Technical Endnotes – Just a few technical clarifications since science rarely enters media coverage of nuclear issues, yet is extremely important. The original level of U-235 in the uranium ore, that is mined like any other ore, is 0.7% U-235. 5% U-235 is the level of enrichment for nuclear fuel for power reactors. Although some reactor designs can use anything from natural uranium to highly-enriched material, most power reactor fuel is between 3% and 5% enriched as is used in Iran’s Bushehr reactor, a reactor no one cares much about for this reason. You can’t make a bomb out of these materials. This is the basis for the first key provision of the deal.
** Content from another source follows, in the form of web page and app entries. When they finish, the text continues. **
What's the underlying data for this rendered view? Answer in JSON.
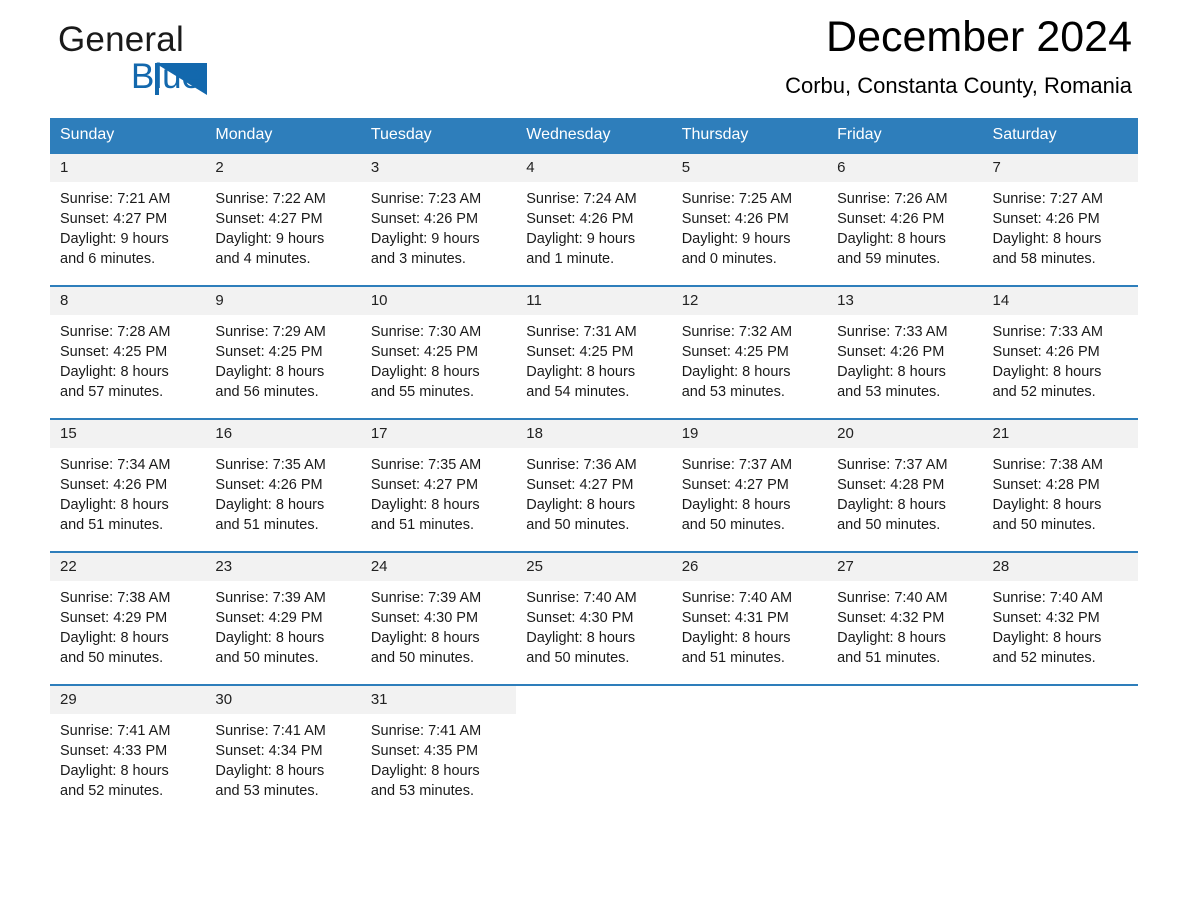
{
  "brand": {
    "word_general": "General",
    "word_blue": "Blue",
    "triangle_color": "#1368ad",
    "accent_color": "#2e7ebb"
  },
  "header": {
    "month_title": "December 2024",
    "location": "Corbu, Constanta County, Romania"
  },
  "weekday_headers": [
    "Sunday",
    "Monday",
    "Tuesday",
    "Wednesday",
    "Thursday",
    "Friday",
    "Saturday"
  ],
  "weeks": [
    [
      {
        "day": "1",
        "sunrise": "Sunrise: 7:21 AM",
        "sunset": "Sunset: 4:27 PM",
        "daylight1": "Daylight: 9 hours",
        "daylight2": "and 6 minutes."
      },
      {
        "day": "2",
        "sunrise": "Sunrise: 7:22 AM",
        "sunset": "Sunset: 4:27 PM",
        "daylight1": "Daylight: 9 hours",
        "daylight2": "and 4 minutes."
      },
      {
        "day": "3",
        "sunrise": "Sunrise: 7:23 AM",
        "sunset": "Sunset: 4:26 PM",
        "daylight1": "Daylight: 9 hours",
        "daylight2": "and 3 minutes."
      },
      {
        "day": "4",
        "sunrise": "Sunrise: 7:24 AM",
        "sunset": "Sunset: 4:26 PM",
        "daylight1": "Daylight: 9 hours",
        "daylight2": "and 1 minute."
      },
      {
        "day": "5",
        "sunrise": "Sunrise: 7:25 AM",
        "sunset": "Sunset: 4:26 PM",
        "daylight1": "Daylight: 9 hours",
        "daylight2": "and 0 minutes."
      },
      {
        "day": "6",
        "sunrise": "Sunrise: 7:26 AM",
        "sunset": "Sunset: 4:26 PM",
        "daylight1": "Daylight: 8 hours",
        "daylight2": "and 59 minutes."
      },
      {
        "day": "7",
        "sunrise": "Sunrise: 7:27 AM",
        "sunset": "Sunset: 4:26 PM",
        "daylight1": "Daylight: 8 hours",
        "daylight2": "and 58 minutes."
      }
    ],
    [
      {
        "day": "8",
        "sunrise": "Sunrise: 7:28 AM",
        "sunset": "Sunset: 4:25 PM",
        "daylight1": "Daylight: 8 hours",
        "daylight2": "and 57 minutes."
      },
      {
        "day": "9",
        "sunrise": "Sunrise: 7:29 AM",
        "sunset": "Sunset: 4:25 PM",
        "daylight1": "Daylight: 8 hours",
        "daylight2": "and 56 minutes."
      },
      {
        "day": "10",
        "sunrise": "Sunrise: 7:30 AM",
        "sunset": "Sunset: 4:25 PM",
        "daylight1": "Daylight: 8 hours",
        "daylight2": "and 55 minutes."
      },
      {
        "day": "11",
        "sunrise": "Sunrise: 7:31 AM",
        "sunset": "Sunset: 4:25 PM",
        "daylight1": "Daylight: 8 hours",
        "daylight2": "and 54 minutes."
      },
      {
        "day": "12",
        "sunrise": "Sunrise: 7:32 AM",
        "sunset": "Sunset: 4:25 PM",
        "daylight1": "Daylight: 8 hours",
        "daylight2": "and 53 minutes."
      },
      {
        "day": "13",
        "sunrise": "Sunrise: 7:33 AM",
        "sunset": "Sunset: 4:26 PM",
        "daylight1": "Daylight: 8 hours",
        "daylight2": "and 53 minutes."
      },
      {
        "day": "14",
        "sunrise": "Sunrise: 7:33 AM",
        "sunset": "Sunset: 4:26 PM",
        "daylight1": "Daylight: 8 hours",
        "daylight2": "and 52 minutes."
      }
    ],
    [
      {
        "day": "15",
        "sunrise": "Sunrise: 7:34 AM",
        "sunset": "Sunset: 4:26 PM",
        "daylight1": "Daylight: 8 hours",
        "daylight2": "and 51 minutes."
      },
      {
        "day": "16",
        "sunrise": "Sunrise: 7:35 AM",
        "sunset": "Sunset: 4:26 PM",
        "daylight1": "Daylight: 8 hours",
        "daylight2": "and 51 minutes."
      },
      {
        "day": "17",
        "sunrise": "Sunrise: 7:35 AM",
        "sunset": "Sunset: 4:27 PM",
        "daylight1": "Daylight: 8 hours",
        "daylight2": "and 51 minutes."
      },
      {
        "day": "18",
        "sunrise": "Sunrise: 7:36 AM",
        "sunset": "Sunset: 4:27 PM",
        "daylight1": "Daylight: 8 hours",
        "daylight2": "and 50 minutes."
      },
      {
        "day": "19",
        "sunrise": "Sunrise: 7:37 AM",
        "sunset": "Sunset: 4:27 PM",
        "daylight1": "Daylight: 8 hours",
        "daylight2": "and 50 minutes."
      },
      {
        "day": "20",
        "sunrise": "Sunrise: 7:37 AM",
        "sunset": "Sunset: 4:28 PM",
        "daylight1": "Daylight: 8 hours",
        "daylight2": "and 50 minutes."
      },
      {
        "day": "21",
        "sunrise": "Sunrise: 7:38 AM",
        "sunset": "Sunset: 4:28 PM",
        "daylight1": "Daylight: 8 hours",
        "daylight2": "and 50 minutes."
      }
    ],
    [
      {
        "day": "22",
        "sunrise": "Sunrise: 7:38 AM",
        "sunset": "Sunset: 4:29 PM",
        "daylight1": "Daylight: 8 hours",
        "daylight2": "and 50 minutes."
      },
      {
        "day": "23",
        "sunrise": "Sunrise: 7:39 AM",
        "sunset": "Sunset: 4:29 PM",
        "daylight1": "Daylight: 8 hours",
        "daylight2": "and 50 minutes."
      },
      {
        "day": "24",
        "sunrise": "Sunrise: 7:39 AM",
        "sunset": "Sunset: 4:30 PM",
        "daylight1": "Daylight: 8 hours",
        "daylight2": "and 50 minutes."
      },
      {
        "day": "25",
        "sunrise": "Sunrise: 7:40 AM",
        "sunset": "Sunset: 4:30 PM",
        "daylight1": "Daylight: 8 hours",
        "daylight2": "and 50 minutes."
      },
      {
        "day": "26",
        "sunrise": "Sunrise: 7:40 AM",
        "sunset": "Sunset: 4:31 PM",
        "daylight1": "Daylight: 8 hours",
        "daylight2": "and 51 minutes."
      },
      {
        "day": "27",
        "sunrise": "Sunrise: 7:40 AM",
        "sunset": "Sunset: 4:32 PM",
        "daylight1": "Daylight: 8 hours",
        "daylight2": "and 51 minutes."
      },
      {
        "day": "28",
        "sunrise": "Sunrise: 7:40 AM",
        "sunset": "Sunset: 4:32 PM",
        "daylight1": "Daylight: 8 hours",
        "daylight2": "and 52 minutes."
      }
    ],
    [
      {
        "day": "29",
        "sunrise": "Sunrise: 7:41 AM",
        "sunset": "Sunset: 4:33 PM",
        "daylight1": "Daylight: 8 hours",
        "daylight2": "and 52 minutes."
      },
      {
        "day": "30",
        "sunrise": "Sunrise: 7:41 AM",
        "sunset": "Sunset: 4:34 PM",
        "daylight1": "Daylight: 8 hours",
        "daylight2": "and 53 minutes."
      },
      {
        "day": "31",
        "sunrise": "Sunrise: 7:41 AM",
        "sunset": "Sunset: 4:35 PM",
        "daylight1": "Daylight: 8 hours",
        "daylight2": "and 53 minutes."
      },
      {
        "day": "",
        "sunrise": "",
        "sunset": "",
        "daylight1": "",
        "daylight2": ""
      },
      {
        "day": "",
        "sunrise": "",
        "sunset": "",
        "daylight1": "",
        "daylight2": ""
      },
      {
        "day": "",
        "sunrise": "",
        "sunset": "",
        "daylight1": "",
        "daylight2": ""
      },
      {
        "day": "",
        "sunrise": "",
        "sunset": "",
        "daylight1": "",
        "daylight2": ""
      }
    ]
  ]
}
And while discussions focus on 20% U-235 as sufficiently enriched to make an atomic weapon, that is only theoretically correct. No one has made a weapon from such lowly-enriched materials and no one ever will.

Enrichment needs to be >90% to make a reliable weapon. Reliability in this case is not like having a reliable flashlight. Reliable in this case means the atomic weapon will work when you want it to. It’s why there’s so much testing associated with a weapons program. If you’re going to make the fatal decision to field a nuke, it better work, and everyone knows it has to be over 90% U-235 to be really useful.

Finally, an atomic weapon is fission-based such as U-235 and Pu-239 whose nuclei split to change a bit of matter into a huge amount of energy. These are what was dropped during WWII, what Iran was working towards with U, and what North Korea has developed with Pu. In contrast, a nuclear weapon is fusion-based such as a hydrogen bomb, whose nuclei fuse to change a bit of matter into even more energy.